Bootstrap hypothesis test for ratio of regression coefficients

I am interested in estimating the ratio of two regression coefficients: $$\beta=\frac{\beta_{Y|G}}{\beta_{X|G}}$$

The numerator is the linear regression coefficient of a variable G on Y and the denominator is the linear regression coefficient of a the same variable G on X.

I estimated this parameter by simply taking the ratio of the point estimates of the regression coefficients and I have used the bootstrap to compute 95% confidence intervals using the percentile method. Using this approach, I am able to gain some insight on the uncertainty of my estimate, but I would like to formulate a formal hypothesis test (and get a p-value).

Specifically, I am interested in computing a p-value for the hypothesis of $H_0:\beta=0$ and I would like to achieve this using the bootstrap. I have trouble understanding how to define a valid statistic whose null distribution I can sample from using my bootstrap samples.

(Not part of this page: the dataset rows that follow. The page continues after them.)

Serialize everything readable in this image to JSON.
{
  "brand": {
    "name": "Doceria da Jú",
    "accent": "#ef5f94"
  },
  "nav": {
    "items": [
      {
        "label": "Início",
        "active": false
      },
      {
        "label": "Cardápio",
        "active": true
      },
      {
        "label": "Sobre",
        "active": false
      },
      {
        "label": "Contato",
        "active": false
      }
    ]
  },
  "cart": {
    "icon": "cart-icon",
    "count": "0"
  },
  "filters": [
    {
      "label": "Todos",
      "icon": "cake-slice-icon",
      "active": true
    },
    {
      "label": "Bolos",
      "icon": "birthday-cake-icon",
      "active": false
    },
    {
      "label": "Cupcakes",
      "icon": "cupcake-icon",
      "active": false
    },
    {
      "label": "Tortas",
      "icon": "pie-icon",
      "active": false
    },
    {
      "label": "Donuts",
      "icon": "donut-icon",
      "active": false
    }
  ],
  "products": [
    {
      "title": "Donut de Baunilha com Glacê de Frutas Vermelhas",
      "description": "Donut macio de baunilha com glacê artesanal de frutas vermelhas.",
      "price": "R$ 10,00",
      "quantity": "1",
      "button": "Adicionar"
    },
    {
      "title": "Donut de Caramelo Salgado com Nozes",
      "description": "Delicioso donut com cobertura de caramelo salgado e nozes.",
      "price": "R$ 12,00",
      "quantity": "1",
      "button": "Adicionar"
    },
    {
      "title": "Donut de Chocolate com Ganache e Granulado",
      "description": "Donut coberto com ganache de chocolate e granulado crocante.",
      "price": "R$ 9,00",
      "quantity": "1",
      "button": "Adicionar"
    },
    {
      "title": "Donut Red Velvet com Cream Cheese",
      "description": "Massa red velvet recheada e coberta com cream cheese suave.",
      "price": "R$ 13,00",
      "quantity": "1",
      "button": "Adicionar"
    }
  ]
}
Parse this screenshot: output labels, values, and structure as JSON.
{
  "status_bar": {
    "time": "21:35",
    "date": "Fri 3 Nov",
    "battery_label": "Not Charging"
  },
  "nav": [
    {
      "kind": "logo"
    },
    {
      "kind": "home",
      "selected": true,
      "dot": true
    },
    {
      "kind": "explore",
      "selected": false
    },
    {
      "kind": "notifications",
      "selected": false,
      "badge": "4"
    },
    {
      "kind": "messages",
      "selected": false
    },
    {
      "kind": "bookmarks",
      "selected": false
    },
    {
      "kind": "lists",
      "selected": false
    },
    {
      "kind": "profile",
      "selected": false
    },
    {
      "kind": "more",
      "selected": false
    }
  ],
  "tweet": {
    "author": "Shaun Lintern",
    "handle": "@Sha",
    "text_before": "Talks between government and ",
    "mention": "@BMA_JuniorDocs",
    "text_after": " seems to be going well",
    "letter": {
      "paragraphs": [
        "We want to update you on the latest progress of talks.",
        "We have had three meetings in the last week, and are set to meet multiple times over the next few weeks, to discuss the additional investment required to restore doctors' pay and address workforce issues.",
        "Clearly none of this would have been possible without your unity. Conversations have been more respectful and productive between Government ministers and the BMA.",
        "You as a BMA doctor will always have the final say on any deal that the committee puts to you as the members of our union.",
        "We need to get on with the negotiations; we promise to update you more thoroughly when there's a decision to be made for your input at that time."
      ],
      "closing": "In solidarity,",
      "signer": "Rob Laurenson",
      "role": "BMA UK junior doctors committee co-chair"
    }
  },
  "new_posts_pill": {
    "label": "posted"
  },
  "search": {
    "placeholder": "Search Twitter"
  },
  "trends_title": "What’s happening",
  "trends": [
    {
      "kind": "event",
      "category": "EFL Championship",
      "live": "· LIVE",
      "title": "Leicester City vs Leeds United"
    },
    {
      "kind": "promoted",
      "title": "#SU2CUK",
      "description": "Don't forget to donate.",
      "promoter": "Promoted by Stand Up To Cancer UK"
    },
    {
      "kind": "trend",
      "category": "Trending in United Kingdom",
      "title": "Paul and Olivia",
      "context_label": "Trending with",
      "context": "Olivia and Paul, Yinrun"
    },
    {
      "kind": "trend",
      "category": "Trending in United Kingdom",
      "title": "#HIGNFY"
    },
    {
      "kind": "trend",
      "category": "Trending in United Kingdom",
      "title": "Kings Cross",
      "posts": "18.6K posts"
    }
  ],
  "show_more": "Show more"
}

• I assume you mean $\beta = 1$, as $\beta = 0$ is, with a notably rare exception, the same as $\beta_{Y|G} = 0$?. – jbowman Apr 12 '17 at 19:30
• Can you clarify: Here $X$ and $Y$ are two different response variables in two different regression equations, and $G$ is a common predictor variable? Are all variables measured on exactly the same units? – kjetil b halvorsen Apr 12 '17 at 19:31
• In this case, the $\beta$ is the "ratio estimate" of the effect of X on Y using G as an instrumental variable. In other words, G is constructed so that it is a strong predictor of X and it is then used to infer the causal effect of X on Y. So the null hypothesis is truly of $\beta = 0$ even though this seems unintuitive. – legaultmarc Apr 12 '17 at 19:41
• @kjetilbhalvorsen's understanding of the context is correct: I am considering two distinct regression models that share a common predictor (G). In my case, Y and X are not in the same units. More background can be found here, in section 3.1. – legaultmarc Apr 12 '17 at 19:41